--- RECORDS SHOWN Enclosed Below ---

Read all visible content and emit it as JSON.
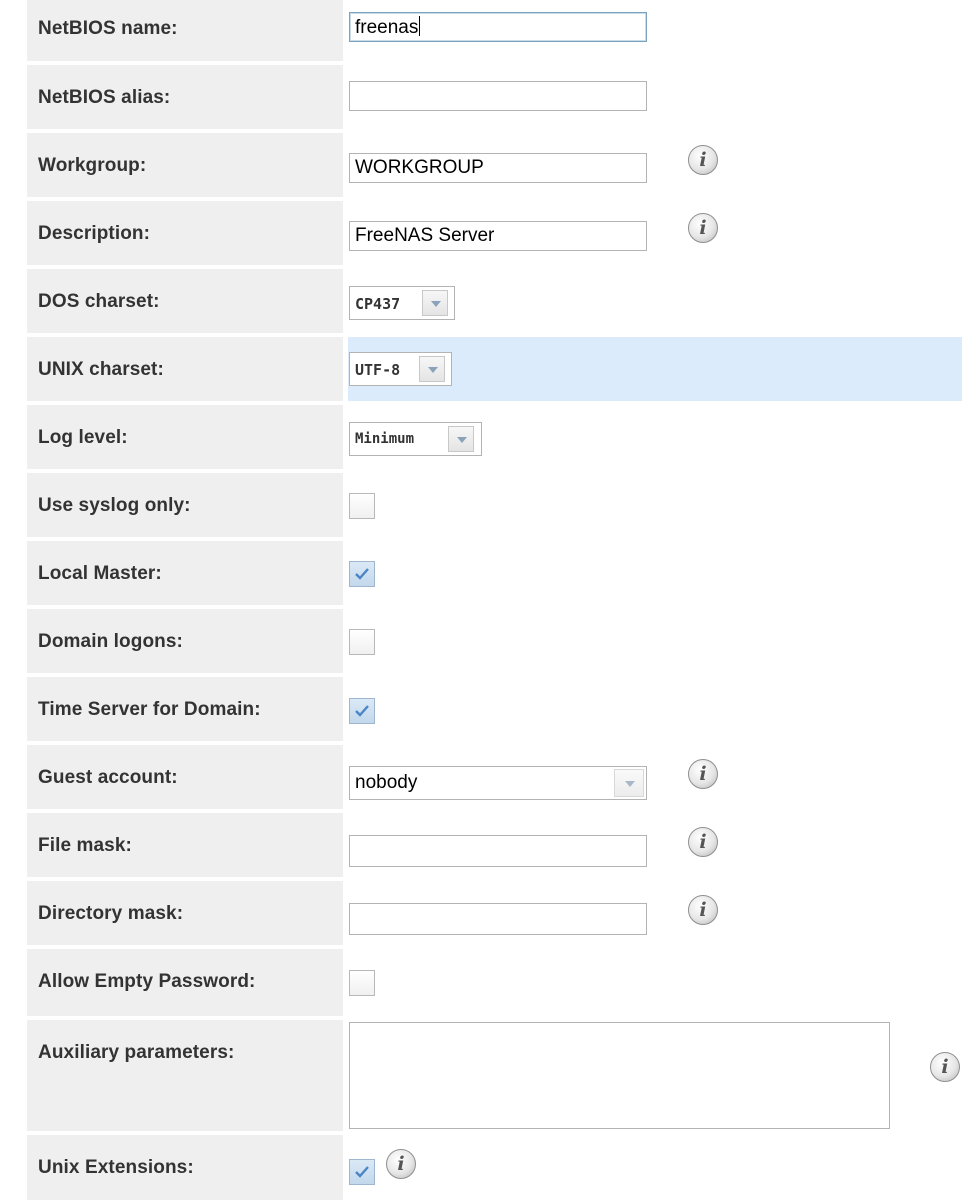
{
  "form": {
    "netbios_name": {
      "label": "NetBIOS name:",
      "value": "freenas"
    },
    "netbios_alias": {
      "label": "NetBIOS alias:",
      "value": ""
    },
    "workgroup": {
      "label": "Workgroup:",
      "value": "WORKGROUP"
    },
    "description": {
      "label": "Description:",
      "value": "FreeNAS Server"
    },
    "dos_charset": {
      "label": "DOS charset:",
      "value": "CP437"
    },
    "unix_charset": {
      "label": "UNIX charset:",
      "value": "UTF-8"
    },
    "log_level": {
      "label": "Log level:",
      "value": "Minimum"
    },
    "use_syslog_only": {
      "label": "Use syslog only:",
      "checked": false
    },
    "local_master": {
      "label": "Local Master:",
      "checked": true
    },
    "domain_logons": {
      "label": "Domain logons:",
      "checked": false
    },
    "time_server": {
      "label": "Time Server for Domain:",
      "checked": true
    },
    "guest_account": {
      "label": "Guest account:",
      "value": "nobody"
    },
    "file_mask": {
      "label": "File mask:",
      "value": ""
    },
    "directory_mask": {
      "label": "Directory mask:",
      "value": ""
    },
    "allow_empty_password": {
      "label": "Allow Empty Password:",
      "checked": false
    },
    "auxiliary_parameters": {
      "label": "Auxiliary parameters:",
      "value": ""
    },
    "unix_extensions": {
      "label": "Unix Extensions:",
      "checked": true
    }
  },
  "info_icon_glyph": "i",
  "colors": {
    "label_bg": "#efefef",
    "highlight_row": "#dcebfc",
    "label_text": "#333333"
  }
}
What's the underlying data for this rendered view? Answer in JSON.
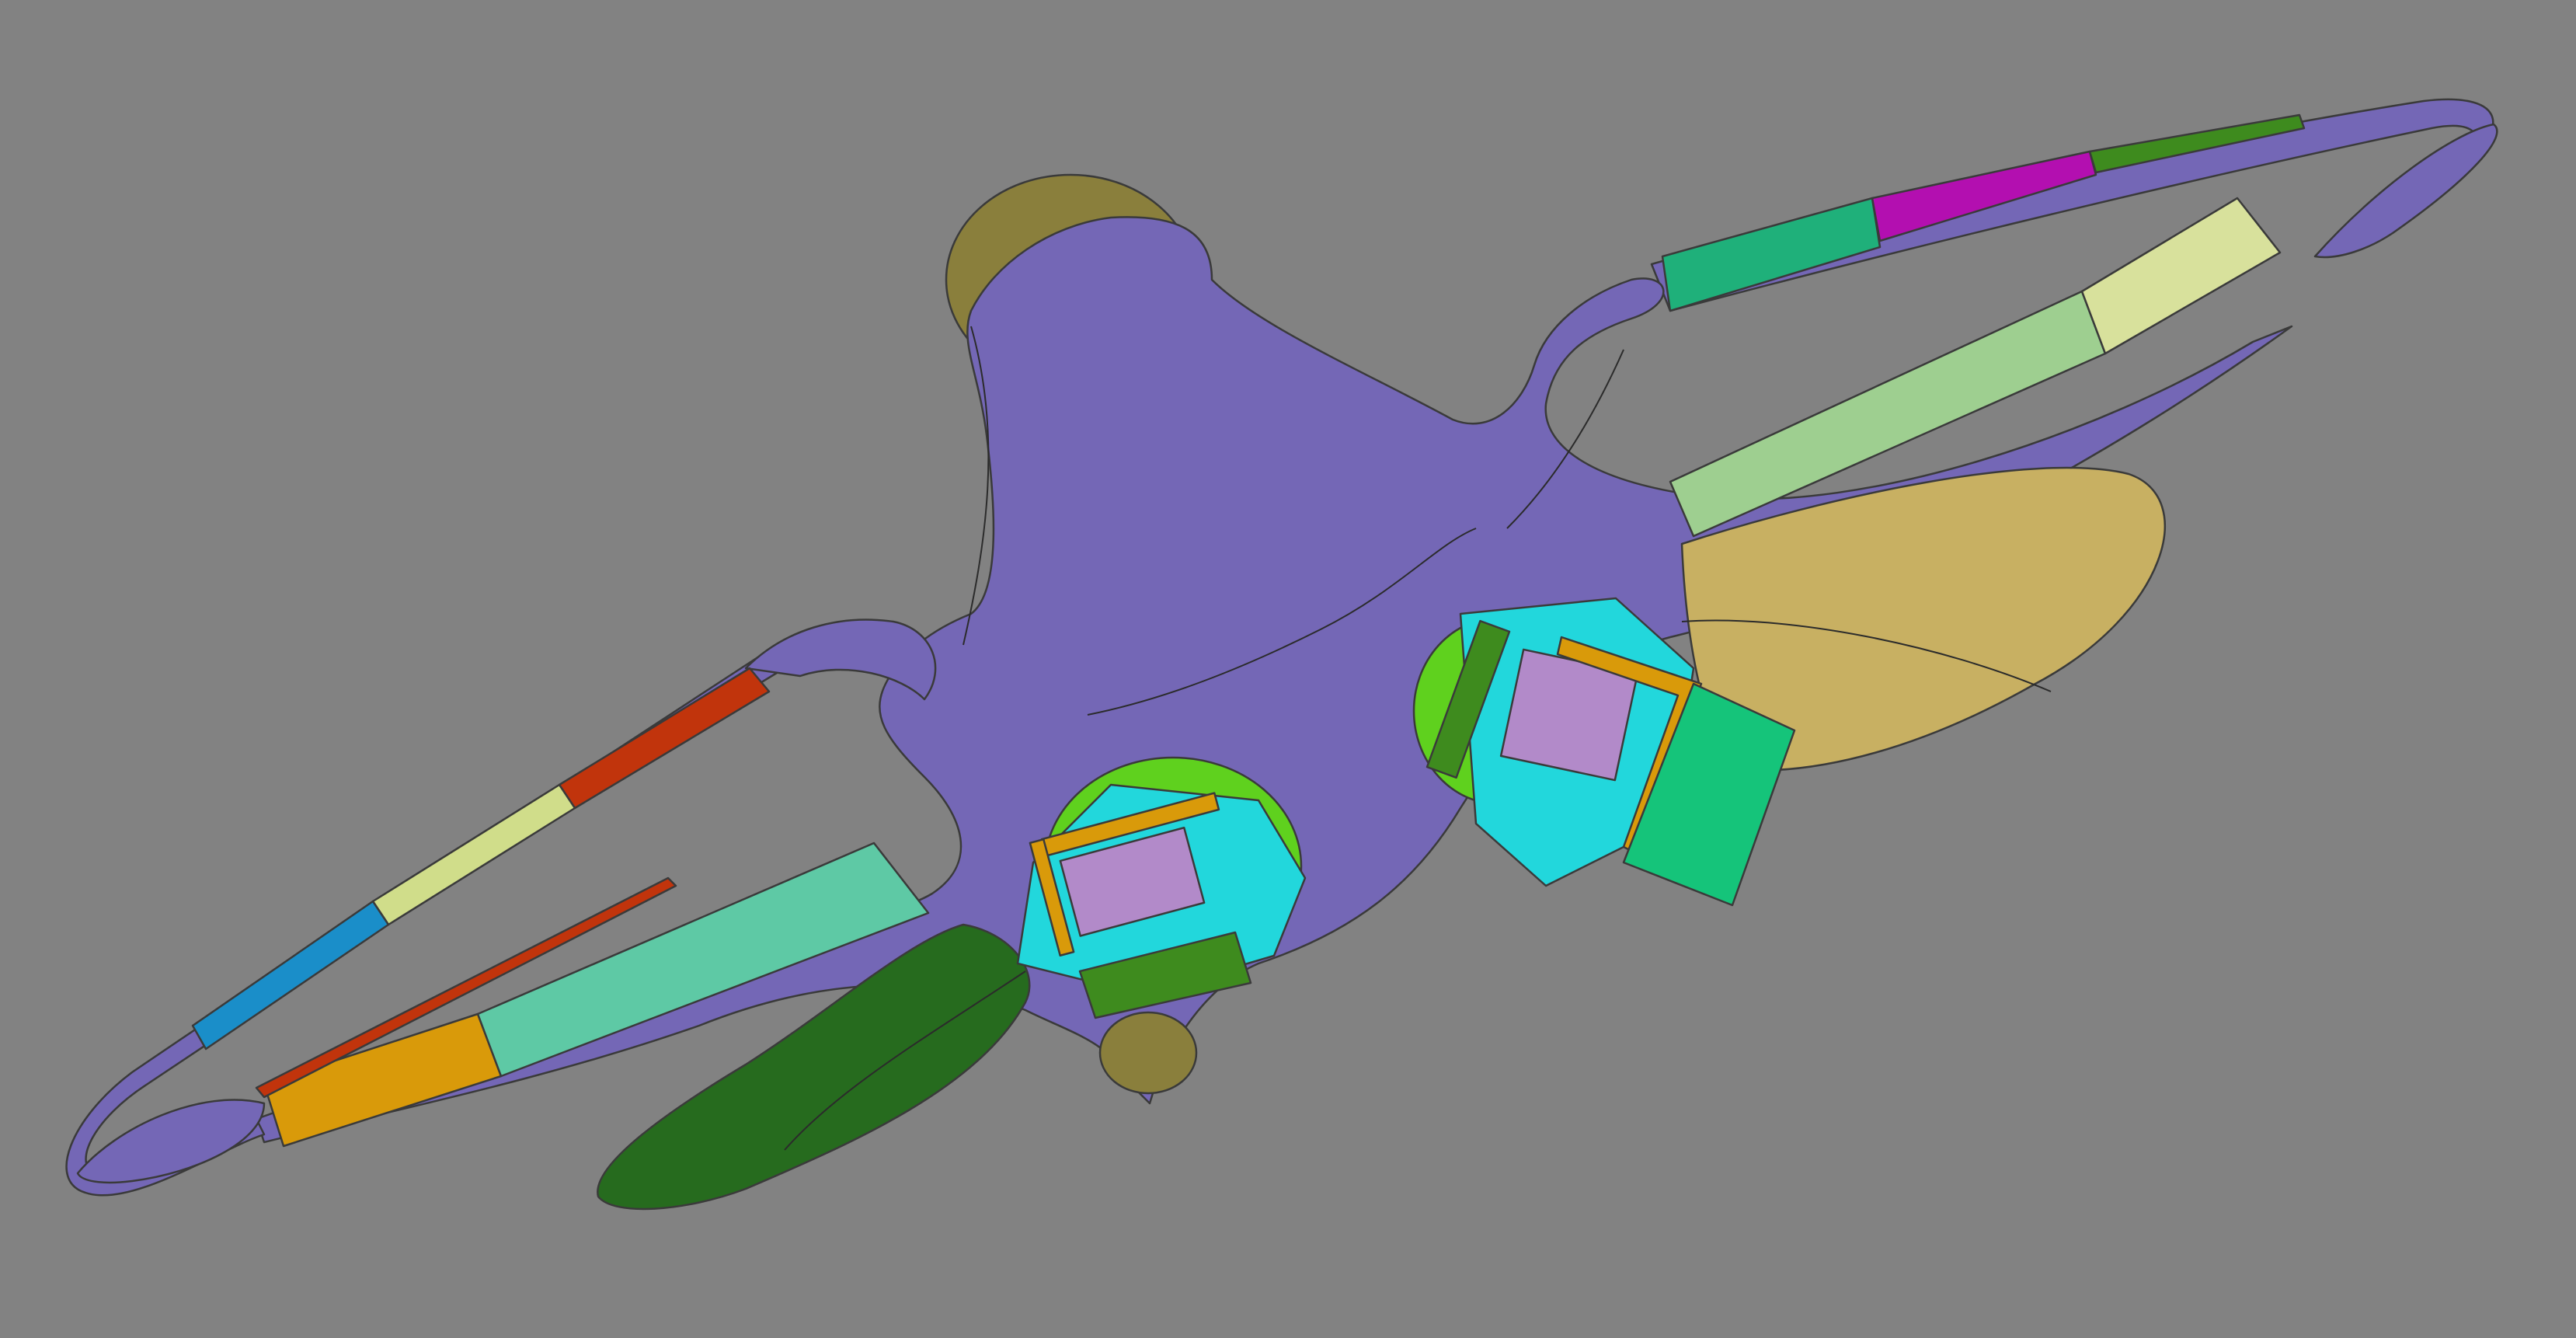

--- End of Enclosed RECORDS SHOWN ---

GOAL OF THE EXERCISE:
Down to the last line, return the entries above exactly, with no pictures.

ANSWER TO THE EXERCISE:
Read all visible content and emit it as JSON.
{
  "form": {
    "netbios_name": {
      "label": "NetBIOS name:",
      "value": "freenas"
    },
    "netbios_alias": {
      "label": "NetBIOS alias:",
      "value": ""
    },
    "workgroup": {
      "label": "Workgroup:",
      "value": "WORKGROUP"
    },
    "description": {
      "label": "Description:",
      "value": "FreeNAS Server"
    },
    "dos_charset": {
      "label": "DOS charset:",
      "value": "CP437"
    },
    "unix_charset": {
      "label": "UNIX charset:",
      "value": "UTF-8"
    },
    "log_level": {
      "label": "Log level:",
      "value": "Minimum"
    },
    "use_syslog_only": {
      "label": "Use syslog only:",
      "checked": false
    },
    "local_master": {
      "label": "Local Master:",
      "checked": true
    },
    "domain_logons": {
      "label": "Domain logons:",
      "checked": false
    },
    "time_server": {
      "label": "Time Server for Domain:",
      "checked": true
    },
    "guest_account": {
      "label": "Guest account:",
      "value": "nobody"
    },
    "file_mask": {
      "label": "File mask:",
      "value": ""
    },
    "directory_mask": {
      "label": "Directory mask:",
      "value": ""
    },
    "allow_empty_password": {
      "label": "Allow Empty Password:",
      "checked": false
    },
    "auxiliary_parameters": {
      "label": "Auxiliary parameters:",
      "value": ""
    },
    "unix_extensions": {
      "label": "Unix Extensions:",
      "checked": true
    }
  },
  "info_icon_glyph": "i",
  "colors": {
    "label_bg": "#efefef",
    "highlight_row": "#dcebfc",
    "label_text": "#333333"
  }
}
What's the underlying data for this rendered view? Answer in JSON.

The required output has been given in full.